Home sellers in 2016 saw the highest profits since 2007, averaging a 21 percent gain, or $38,206, according to ATTOM Data Solutions' Year-End 2016 U.S. Home Sales Report. Sellers in San Jose and San Francisco, Calif. saw the highest gain, at 69 percent, as well as those in Santa Rosa, Calif., at 52 percent, Los Angeles, Calif., at 49 percent, and Seattle, Wash., at 48 percent.
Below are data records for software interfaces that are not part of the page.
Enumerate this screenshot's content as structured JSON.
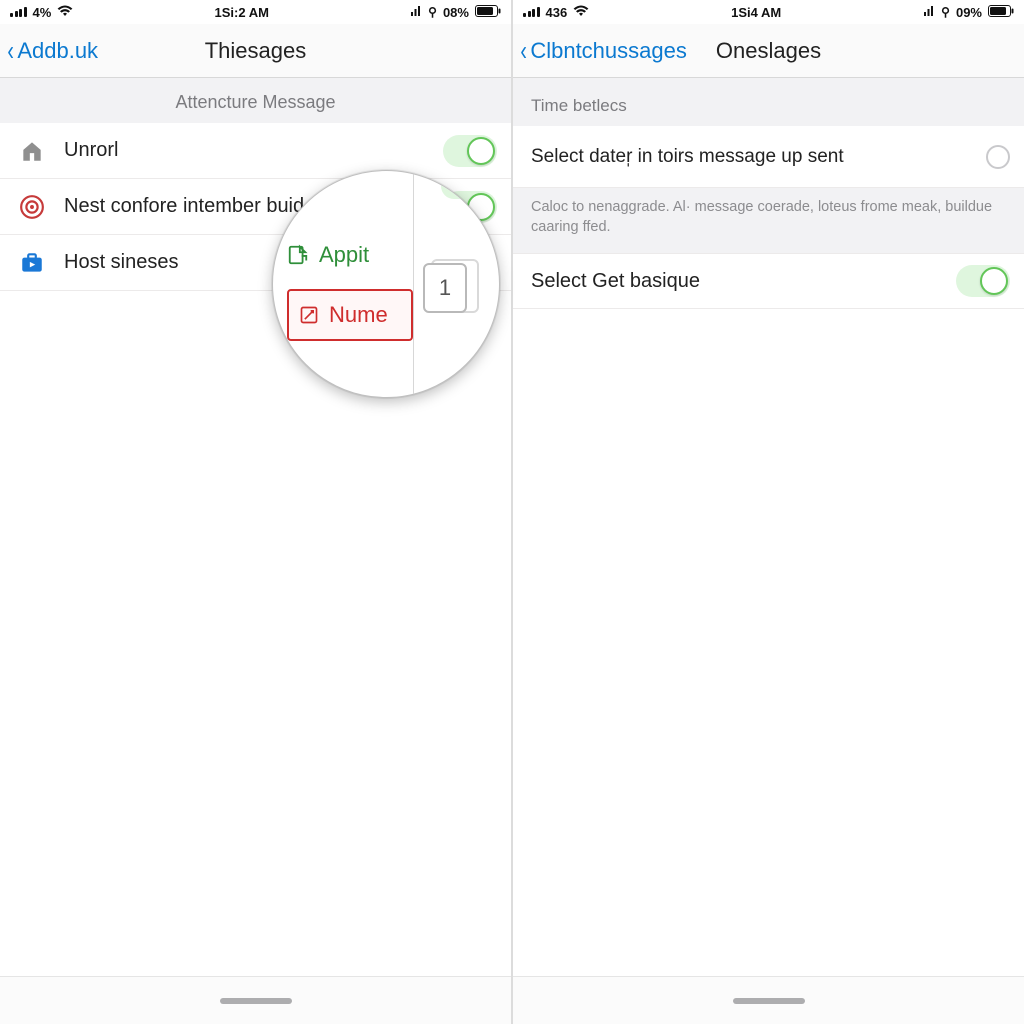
{
  "left": {
    "status": {
      "signal_pct": "4%",
      "time": "1Si:2 AM",
      "battery": "08%"
    },
    "nav": {
      "back": "Addb.uk",
      "title": "Thiesages"
    },
    "section_header": "Attencture Message",
    "rows": [
      {
        "icon": "home-icon",
        "label": "Unrorl",
        "toggle": true
      },
      {
        "icon": "target-icon",
        "label": "Nest confore intember buid",
        "toggle": true
      },
      {
        "icon": "briefcase-icon",
        "label": "Host sineses",
        "toggle": null
      }
    ],
    "loupe": {
      "item_a": "Appit",
      "item_b": "Nume",
      "card": "1"
    }
  },
  "right": {
    "status": {
      "signal_pct": "436",
      "time": "1Si4 AM",
      "battery": "09%"
    },
    "nav": {
      "back": "Clbntchussages",
      "title": "Oneslages"
    },
    "section_header": "Time betlecs",
    "row1_label": "Select dater̩ in toirs message up sent",
    "footer_note": "Caloc to nenaggrade. Al· message coerade, loteus frome meak, buildue caaring ffed.",
    "row2_label": "Select Get basique",
    "row2_toggle": true
  },
  "colors": {
    "accent_blue": "#0b79d0",
    "toggle_green": "#62c658",
    "danger_red": "#cf2d2d"
  }
}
Forty-four percent of housing markets reached all-time price peaks in 2016, according to the report, including Dallas-Fort Worth, Texas ($230,571), Houston, Texas ($214,795) and Atlanta, Ga. ($181,000). The median home price in 2016 was $218,175, a 6.8 percent increase from 2015 and a 45 percent increase from the 2011 low. The highest median home prices were in New York County ($1.4 million), San Francisco County ($1.175 million) and San Mateo County ($1.075 million).
The share of distressed sales—bank-owned (REO) sales, foreclosure auction sales ("sheriff's" or "trustee's") and short sales—in 2016 tumbled to 16.2 percent from 18.8 percent in 2015, a nine-year low. Atlantic City, N.J. saw the most distressed sales at 43.8 percent, followed by Hagerstown-Martinsburg, Md.-W.Va. at 33.2 percent and Rockford, Ill. at 29.2 percent. More foreclosure auctions were sold to third-party buyers in 2016, comprising 28.5 percent of all completed auctions.
"The housing market hit several important milestones in 2016, with distressed sales at a nine-year low and home prices at a 10-year high, just barely below the pre-recession peak in 2006," says Daren Blomquist, senior vice president at ATTOM Data Solutions. "This was all good news for home sellers, who realized their biggest average profits since purchase nationwide in 2016. Even distressed property sellers are benefitting from this hot seller's market, with a record-high share of homes at foreclosure auction being purchased by third-party buyers, rather than reverting back to the foreclosing bank."